-A INPUT -j REJECT --reject-with icmp-host-prohibited-A FORWARD -j REJECT --reject-with icmp-host-prohibited
# Completed on Thu Jan 3 00:02:49 2019
firewall-cmd --zone=public --add-port=10000/tcp --permanent
Once you have made sure port 10000 is open, you should be able to access the Webmin interface by entering in your servers IP address followed by the port number “10000”
Example: https://192.168.1.100:10000 <—— 192.168.1.100 should be replaced with your server IP.
Installing PHP Versions in Webmin
There is a lot of situations where we may need to use multiple PHP versions. For example, you may have multiple domains or applications on your server that require an older version of PHP while at the same time you may have newer domains that are configured for newer versions of PHP. For this article, we will be installing PHP7 and PHP5.6 on Debian.
Step 1: First, you will want to SSH into your server and run the following command.
apt-get install php7.0-cli php7.0-fpmYou can check the installation after it has completed by running php –v in your terminal.

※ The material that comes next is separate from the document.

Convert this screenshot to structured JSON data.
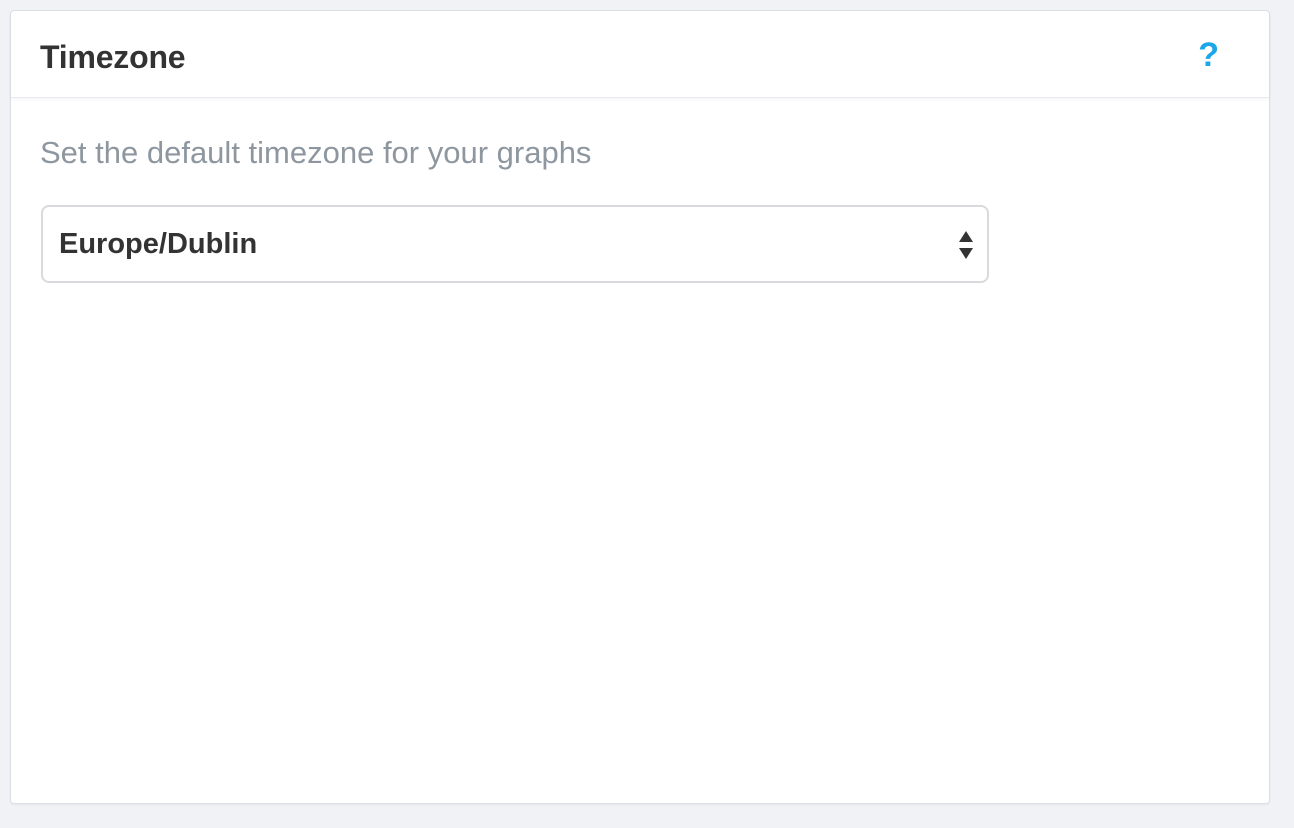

Step 2: Now here is where things tend to get tricky. By default, Debian only offers a single PHP version in the official repository. So, we will have to add an additional repository for Debian. While adding this repository, it is good practice to enable HTTPS for APT and register the APT key. You can accomplish this by executing the commands we have included below.
apt-get install apt-transport-https

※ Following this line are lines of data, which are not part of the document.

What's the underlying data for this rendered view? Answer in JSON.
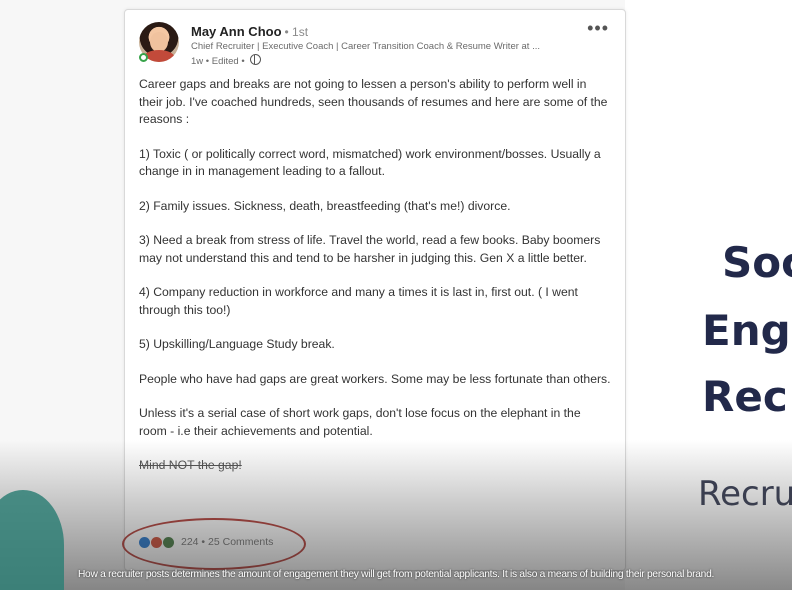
{
  "post": {
    "author_name": "May Ann Choo",
    "degree": "• 1st",
    "headline": "Chief Recruiter | Executive Coach | Career Transition Coach & Resume Writer at ...",
    "meta": "1w • Edited •",
    "paragraphs": [
      "Career gaps and breaks are not going to lessen a person's ability to perform well in their job. I've coached hundreds, seen thousands of resumes and here are some of the reasons :",
      "1) Toxic ( or politically correct word, mismatched) work environment/bosses. Usually a change in in management leading to a fallout.",
      "2) Family issues. Sickness, death, breastfeeding (that's me!) divorce.",
      "3) Need a break from stress of life. Travel the world, read a few books. Baby boomers may not understand this and tend to be harsher in judging this. Gen X a little better.",
      "4) Company reduction in workforce and many a times it is last in, first out. ( I went through this too!)",
      "5) Upskilling/Language Study break.",
      "People who have had gaps are great workers. Some may be less fortunate than others.",
      "Unless it's a serial case of short work gaps, don't lose focus on the elephant in the room - i.e their achievements and potential."
    ],
    "closing_line": "Mind NOT the gap!",
    "reactions_text": "224 • 25 Comments",
    "reaction_icons": [
      "like-icon",
      "love-icon",
      "support-icon"
    ]
  },
  "slide": {
    "line1": "Soc",
    "line2": "Eng",
    "line3": "Rec",
    "subtitle": "Recru"
  },
  "caption": "How a recruiter posts determines the amount of engagement they will get from potential applicants. It is also a means of building their personal brand.",
  "colors": {
    "slide_title": "#22294a",
    "highlight_circle": "#b6413b",
    "online_status": "#37a34a"
  }
}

curl https://packages.sury.org/php/apt.gpg | apt-key add -
echo 'deb https://packages.sury.org/php/ stretch main' > /etc/apt/sources.list.d/deb.sury.org.list
Once the repository is added, we can go ahead and add our second PHP version to the server.
apt-get install php5.6-cli php5.6-fpmWe can now check both PHP versions on the server by running these commands.
Now that we have confirmed both PHP versions are installed you can access their configuration files in the following directories.
Step 3: To make things easier, later on, we will want to add the location of the configuration files to Webmin. This can be done from within the Webmin interface.
- Log into Webmin
- Navigate to Others >> PHP Configuration
- Add the PHP configuration file location
- Click Save
You can use this tool to add and edit directives for different PHP versions. For example, you’ll be able to edit PHP’s memory limit, timeout length, extensions and more. This simply helps consolidate configurations within one interface. From here we can just use a .htaccess file to specify what version of PHP a site should use.
Step 4: If you do not have this file already within your document root you can add this file by navigating to /var/www/exampledomain/ and running the following command to indicate which PHP version you are going to use.
echo "AddHandler application/x-httpd-php56 .php" > .htaccess | chown exampleuser. .htaccess
echo "AddHandler application/x-httpd-php70.php" > .htaccess | chown exampleuser. .htaccess
Step 5: Once you have completed this, you can test to see if your site is running on the desired PHP version. You can accomplish this by creating a PHP information page. by making a file in your document root, usually in the path of /var/www/html/
You will want to insert the code below and save the file.
<? phpinfo(); ?> After you have created this file, you can view the page by visiting your domain followed by the name of the file you created. For example, www.example.com/phpinfo.php.
Congratulations you can now use Webmin to accomplish your daily admin tasks! Take a look at our Cloud VPS servers for 24/7 support and lightning speed servers!